### Exercise materials
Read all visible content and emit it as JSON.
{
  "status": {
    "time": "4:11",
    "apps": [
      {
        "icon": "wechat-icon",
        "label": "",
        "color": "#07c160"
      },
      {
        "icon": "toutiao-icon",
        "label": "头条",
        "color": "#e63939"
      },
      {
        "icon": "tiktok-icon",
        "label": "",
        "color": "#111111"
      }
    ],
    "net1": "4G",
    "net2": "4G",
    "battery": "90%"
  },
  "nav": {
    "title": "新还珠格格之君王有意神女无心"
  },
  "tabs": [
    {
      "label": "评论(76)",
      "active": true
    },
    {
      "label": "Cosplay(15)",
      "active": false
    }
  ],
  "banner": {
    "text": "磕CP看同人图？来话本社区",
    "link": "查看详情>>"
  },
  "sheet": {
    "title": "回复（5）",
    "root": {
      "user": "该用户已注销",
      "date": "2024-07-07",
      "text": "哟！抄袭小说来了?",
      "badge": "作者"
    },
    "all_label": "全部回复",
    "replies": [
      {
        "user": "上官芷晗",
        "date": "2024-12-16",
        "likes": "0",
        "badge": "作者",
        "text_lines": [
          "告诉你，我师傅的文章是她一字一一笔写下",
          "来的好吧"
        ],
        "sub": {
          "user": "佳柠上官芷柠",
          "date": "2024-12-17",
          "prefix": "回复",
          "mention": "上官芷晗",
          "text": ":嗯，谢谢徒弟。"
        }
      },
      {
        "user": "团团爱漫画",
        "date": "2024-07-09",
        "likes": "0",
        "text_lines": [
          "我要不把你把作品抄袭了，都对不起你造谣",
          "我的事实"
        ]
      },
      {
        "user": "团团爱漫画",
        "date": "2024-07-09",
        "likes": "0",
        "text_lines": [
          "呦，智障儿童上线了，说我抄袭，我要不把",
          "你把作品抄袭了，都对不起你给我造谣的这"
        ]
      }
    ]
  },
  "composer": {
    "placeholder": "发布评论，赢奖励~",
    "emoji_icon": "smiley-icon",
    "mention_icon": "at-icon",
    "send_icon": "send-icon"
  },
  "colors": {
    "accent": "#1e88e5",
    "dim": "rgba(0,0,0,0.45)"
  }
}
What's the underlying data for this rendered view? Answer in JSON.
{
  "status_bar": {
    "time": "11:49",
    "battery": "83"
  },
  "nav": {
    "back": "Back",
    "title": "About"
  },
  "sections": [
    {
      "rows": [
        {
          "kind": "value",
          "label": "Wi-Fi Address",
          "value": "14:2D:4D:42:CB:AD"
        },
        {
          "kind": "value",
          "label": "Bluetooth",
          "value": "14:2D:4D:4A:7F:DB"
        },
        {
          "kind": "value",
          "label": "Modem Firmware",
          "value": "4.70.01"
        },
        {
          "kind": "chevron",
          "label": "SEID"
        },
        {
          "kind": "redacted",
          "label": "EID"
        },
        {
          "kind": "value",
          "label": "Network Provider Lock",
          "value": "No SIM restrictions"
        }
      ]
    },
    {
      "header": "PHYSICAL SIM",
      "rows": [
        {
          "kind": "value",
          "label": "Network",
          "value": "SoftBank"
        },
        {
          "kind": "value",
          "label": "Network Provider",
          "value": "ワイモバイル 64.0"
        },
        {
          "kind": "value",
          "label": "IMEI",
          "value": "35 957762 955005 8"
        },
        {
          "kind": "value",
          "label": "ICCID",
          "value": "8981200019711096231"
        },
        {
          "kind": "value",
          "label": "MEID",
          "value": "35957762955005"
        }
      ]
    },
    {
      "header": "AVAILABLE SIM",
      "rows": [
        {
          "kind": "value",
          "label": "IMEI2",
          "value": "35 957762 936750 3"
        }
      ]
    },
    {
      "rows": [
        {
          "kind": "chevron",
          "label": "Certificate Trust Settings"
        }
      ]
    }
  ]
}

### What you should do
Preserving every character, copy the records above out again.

### Written answer
Read all visible content and emit it as JSON.
{
  "status": {
    "time": "4:11",
    "apps": [
      {
        "icon": "wechat-icon",
        "label": "",
        "color": "#07c160"
      },
      {
        "icon": "toutiao-icon",
        "label": "头条",
        "color": "#e63939"
      },
      {
        "icon": "tiktok-icon",
        "label": "",
        "color": "#111111"
      }
    ],
    "net1": "4G",
    "net2": "4G",
    "battery": "90%"
  },
  "nav": {
    "title": "新还珠格格之君王有意神女无心"
  },
  "tabs": [
    {
      "label": "评论(76)",
      "active": true
    },
    {
      "label": "Cosplay(15)",
      "active": false
    }
  ],
  "banner": {
    "text": "磕CP看同人图？来话本社区",
    "link": "查看详情>>"
  },
  "sheet": {
    "title": "回复（5）",
    "root": {
      "user": "该用户已注销",
      "date": "2024-07-07",
      "text": "哟！抄袭小说来了?",
      "badge": "作者"
    },
    "all_label": "全部回复",
    "replies": [
      {
        "user": "上官芷晗",
        "date": "2024-12-16",
        "likes": "0",
        "badge": "作者",
        "text_lines": [
          "告诉你，我师傅的文章是她一字一一笔写下",
          "来的好吧"
        ],
        "sub": {
          "user": "佳柠上官芷柠",
          "date": "2024-12-17",
          "prefix": "回复",
          "mention": "上官芷晗",
          "text": ":嗯，谢谢徒弟。"
        }
      },
      {
        "user": "团团爱漫画",
        "date": "2024-07-09",
        "likes": "0",
        "text_lines": [
          "我要不把你把作品抄袭了，都对不起你造谣",
          "我的事实"
        ]
      },
      {
        "user": "团团爱漫画",
        "date": "2024-07-09",
        "likes": "0",
        "text_lines": [
          "呦，智障儿童上线了，说我抄袭，我要不把",
          "你把作品抄袭了，都对不起你给我造谣的这"
        ]
      }
    ]
  },
  "composer": {
    "placeholder": "发布评论，赢奖励~",
    "emoji_icon": "smiley-icon",
    "mention_icon": "at-icon",
    "send_icon": "send-icon"
  },
  "colors": {
    "accent": "#1e88e5",
    "dim": "rgba(0,0,0,0.45)"
  }
}
What's the underlying data for this rendered view? Answer in JSON.
{
  "status_bar": {
    "time": "11:49",
    "battery": "83"
  },
  "nav": {
    "back": "Back",
    "title": "About"
  },
  "sections": [
    {
      "rows": [
        {
          "kind": "value",
          "label": "Wi-Fi Address",
          "value": "14:2D:4D:42:CB:AD"
        },
        {
          "kind": "value",
          "label": "Bluetooth",
          "value": "14:2D:4D:4A:7F:DB"
        },
        {
          "kind": "value",
          "label": "Modem Firmware",
          "value": "4.70.01"
        },
        {
          "kind": "chevron",
          "label": "SEID"
        },
        {
          "kind": "redacted",
          "label": "EID"
        },
        {
          "kind": "value",
          "label": "Network Provider Lock",
          "value": "No SIM restrictions"
        }
      ]
    },
    {
      "header": "PHYSICAL SIM",
      "rows": [
        {
          "kind": "value",
          "label": "Network",
          "value": "SoftBank"
        },
        {
          "kind": "value",
          "label": "Network Provider",
          "value": "ワイモバイル 64.0"
        },
        {
          "kind": "value",
          "label": "IMEI",
          "value": "35 957762 955005 8"
        },
        {
          "kind": "value",
          "label": "ICCID",
          "value": "8981200019711096231"
        },
        {
          "kind": "value",
          "label": "MEID",
          "value": "35957762955005"
        }
      ]
    },
    {
      "header": "AVAILABLE SIM",
      "rows": [
        {
          "kind": "value",
          "label": "IMEI2",
          "value": "35 957762 936750 3"
        }
      ]
    },
    {
      "rows": [
        {
          "kind": "chevron",
          "label": "Certificate Trust Settings"
        }
      ]
    }
  ]
}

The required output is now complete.